The competition cheer teams placed first in two different events after competing in the state championships for the third year in a row Saturday, Feb. 26.
Junior Keira Murray explained within the cheer squad, there are two teams: Traditional and Game Day. Traditional includes more difficult stunts and tumbling, while Game Day focuses on getting the crowd engaged, she explained.
The Traditional team won by 34 points, while the Game Day team won by 40 points over St. Francis DeSales High School.
In the Traditional routine, there is a music section with stunt elites, a pyramid, standing tumbling, running tumbling and dance, and a separate cheer section. In Game Day, there is a band dance, a sideline, a cheer and a fight song, Head Coach Brooke Wojcik explained.
Teams are judged based on difficulty, execution and the overall impression left on the judges. This year, the teams’ main focus was on upgrading stunts, where most points are earned, Wojcik said.
Wojcik said that going to states differed this year because they were able to compete in person for the first time since 2020.
“With the competition being online last year, it was hard to keep the energy up without an audience,” Wojcik said. “It was harder than expected, but with being in person, it’s easier to pump yourself up.”
Preparing for an in-person competition was a big change for the team, senior captain Kara Kilbourne said.
“This year, you only have one shot to do it correctly, so that adds a little bit more stress, especially for the younger people,” Kilbourne explained.
Kilbourne added that their team’s overall skill level and technique has improved since winning their last two state titles in 2019 and 2020.
“We definitely are stronger in our tumbling, and we have gained a lot more freshmen this year,” she said.
The team has also done a considerable amount of preparation, with practices lasting around two to three hours, four times a week, then every day closer to the competition, Murray explained.
The team also worked out in the weight room every Tuesday and Thursday for an hour before practices, Kilbourne said.
Wojcik added that the team owes a lot of their success to strength and conditioning coach Jesse Padgett, who created workout routines to improve skills and strength.
“Since we started working with him in 2020, I have been blown away by how much we have advanced our skills,” Wojcik said.
Freshman Annabelle Mugler said that while the team sacrificed a lot of time to make it to states, it was worth it.
“We have a lot of practice for competition, but it’s so worth it because we get to go out there and have fun,” she said.
Mugler said she felt confident going into the competition despite having never competed in person for high school cheer before.
Mugler was not the only cheerleader to experience the in-person state competition for the first time, Wojcik added.
“We competed with seven freshmen on our teams this year,” she said. “Some of those kids have never competed in person before.”
Additionally, the team’s biggest strength this season was teamwork, trust and a positive attitude, Kilbourne said.
“Everybody needs to trust each other for the stunts to work,” she said. “For example, the flyers need to trust the backspots that they won’t fall.”
The leadership from the seniors and captains helped to build trust, Wojcik said.
“I think having the seniors really pushes the underclassmen and gives them someone to look up to because they know what it’s like to win in person,” she explained.

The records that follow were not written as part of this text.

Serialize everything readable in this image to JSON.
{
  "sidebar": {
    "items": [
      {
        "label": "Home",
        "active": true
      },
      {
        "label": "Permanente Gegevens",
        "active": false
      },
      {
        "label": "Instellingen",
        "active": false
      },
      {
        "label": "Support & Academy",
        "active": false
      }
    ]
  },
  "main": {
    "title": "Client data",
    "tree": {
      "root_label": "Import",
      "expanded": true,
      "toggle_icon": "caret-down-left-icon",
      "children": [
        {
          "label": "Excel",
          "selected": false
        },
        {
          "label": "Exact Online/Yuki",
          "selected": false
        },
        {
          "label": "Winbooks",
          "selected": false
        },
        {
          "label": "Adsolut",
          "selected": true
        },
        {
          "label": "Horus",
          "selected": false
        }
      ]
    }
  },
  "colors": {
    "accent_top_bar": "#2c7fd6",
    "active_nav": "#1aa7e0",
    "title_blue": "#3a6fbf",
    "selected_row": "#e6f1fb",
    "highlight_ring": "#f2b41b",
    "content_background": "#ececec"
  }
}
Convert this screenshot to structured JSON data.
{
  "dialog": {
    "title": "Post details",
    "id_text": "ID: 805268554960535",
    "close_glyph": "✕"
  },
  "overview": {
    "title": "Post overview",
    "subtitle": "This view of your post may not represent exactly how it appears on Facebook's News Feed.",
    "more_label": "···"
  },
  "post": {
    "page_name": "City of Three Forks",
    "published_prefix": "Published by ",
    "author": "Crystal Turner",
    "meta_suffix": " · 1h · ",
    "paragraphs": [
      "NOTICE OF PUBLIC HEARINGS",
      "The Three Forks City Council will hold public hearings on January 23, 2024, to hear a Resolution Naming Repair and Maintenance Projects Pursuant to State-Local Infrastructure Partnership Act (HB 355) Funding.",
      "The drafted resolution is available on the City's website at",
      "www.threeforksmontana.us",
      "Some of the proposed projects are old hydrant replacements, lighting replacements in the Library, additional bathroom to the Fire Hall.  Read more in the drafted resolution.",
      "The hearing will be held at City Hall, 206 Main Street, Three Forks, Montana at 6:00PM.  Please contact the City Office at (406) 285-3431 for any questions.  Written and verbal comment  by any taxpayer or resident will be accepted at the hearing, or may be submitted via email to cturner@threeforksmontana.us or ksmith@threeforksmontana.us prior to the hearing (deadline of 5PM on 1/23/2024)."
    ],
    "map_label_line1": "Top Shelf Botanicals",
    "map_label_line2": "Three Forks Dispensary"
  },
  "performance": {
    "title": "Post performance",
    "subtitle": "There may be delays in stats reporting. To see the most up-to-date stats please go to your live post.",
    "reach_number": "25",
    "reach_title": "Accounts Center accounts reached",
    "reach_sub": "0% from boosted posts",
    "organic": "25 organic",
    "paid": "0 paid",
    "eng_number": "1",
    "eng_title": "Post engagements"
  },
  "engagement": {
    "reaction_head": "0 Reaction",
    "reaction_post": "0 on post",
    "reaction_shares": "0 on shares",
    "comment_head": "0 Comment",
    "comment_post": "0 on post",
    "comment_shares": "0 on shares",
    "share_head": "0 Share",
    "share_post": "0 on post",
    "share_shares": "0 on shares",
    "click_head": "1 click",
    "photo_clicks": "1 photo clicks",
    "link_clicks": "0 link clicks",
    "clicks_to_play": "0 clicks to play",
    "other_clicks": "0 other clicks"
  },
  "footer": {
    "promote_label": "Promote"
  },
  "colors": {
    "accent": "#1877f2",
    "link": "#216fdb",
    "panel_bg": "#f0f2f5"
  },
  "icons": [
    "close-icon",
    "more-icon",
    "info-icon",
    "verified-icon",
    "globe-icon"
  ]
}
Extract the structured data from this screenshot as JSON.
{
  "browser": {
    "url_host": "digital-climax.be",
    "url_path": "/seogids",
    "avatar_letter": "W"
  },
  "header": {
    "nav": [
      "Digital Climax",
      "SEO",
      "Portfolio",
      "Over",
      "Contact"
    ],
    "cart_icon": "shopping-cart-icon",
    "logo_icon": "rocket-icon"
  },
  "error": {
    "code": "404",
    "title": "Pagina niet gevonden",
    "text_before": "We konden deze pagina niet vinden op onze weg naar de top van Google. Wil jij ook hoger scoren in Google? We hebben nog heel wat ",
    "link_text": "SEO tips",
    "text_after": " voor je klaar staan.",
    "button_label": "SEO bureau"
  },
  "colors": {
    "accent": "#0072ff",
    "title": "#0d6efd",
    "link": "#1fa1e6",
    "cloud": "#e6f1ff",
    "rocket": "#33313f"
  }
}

Because the team had a target on their back, Wojcik explained they had to make harder routines to defend their state title.
“[The opposing teams] know that we are going to come out strong, but I think that it’s important to us to keep improving each year,” she said.
The team also faced challenges leading up to states, Wojcik said.
Wojcik explained that the team struggled when a cheerleader suffered an injury a week and a half before states, as well as when a member had to quarantine due to COVID-19 the Sunday before competition.
“Luckily, we have had three alternatives who attended all of our practices and know the routines well,” she said.
Despite making major rearrangements days before states, the girls pulled through, Wojcik said.
“I am so proud of this team’s ability to roll with the punches and make it work no matter what,” she said. “I think it shows so much dedication and maturity.”
Wojcik said that an additional challenge was that the team was the first to compete in their division. When a team is first, judges can give that team a lower score in order to compare to the following teams, placing them at a disadvantage, she explained.
Wojcik also said the team will take hits next year as nine seniors are graduating.
“I think losing them is such a big loss, but I think the upcoming classes will really step up to keep the tradition,” she stated.
Wojcik said she looks forward to next season and is confident in the underclassmen’s ability to step up and take the lead.
“I think we have the skill to keep winning, and I feel like we are in a good place for next year,” she said.
Wojcik also said she wanted to address the misconception that the cheer team’s titles were an easy win.
“I hope people start to put some respect on our name,” she said. “It’s not easy at all. We just happen to be pretty good at what we do.”
Overall, the team is happy with the outcome and is excited for the future, Wojcik said.
“We went out and hit difficult routines the best we could and we’re proud of what we put on the floor,” she said.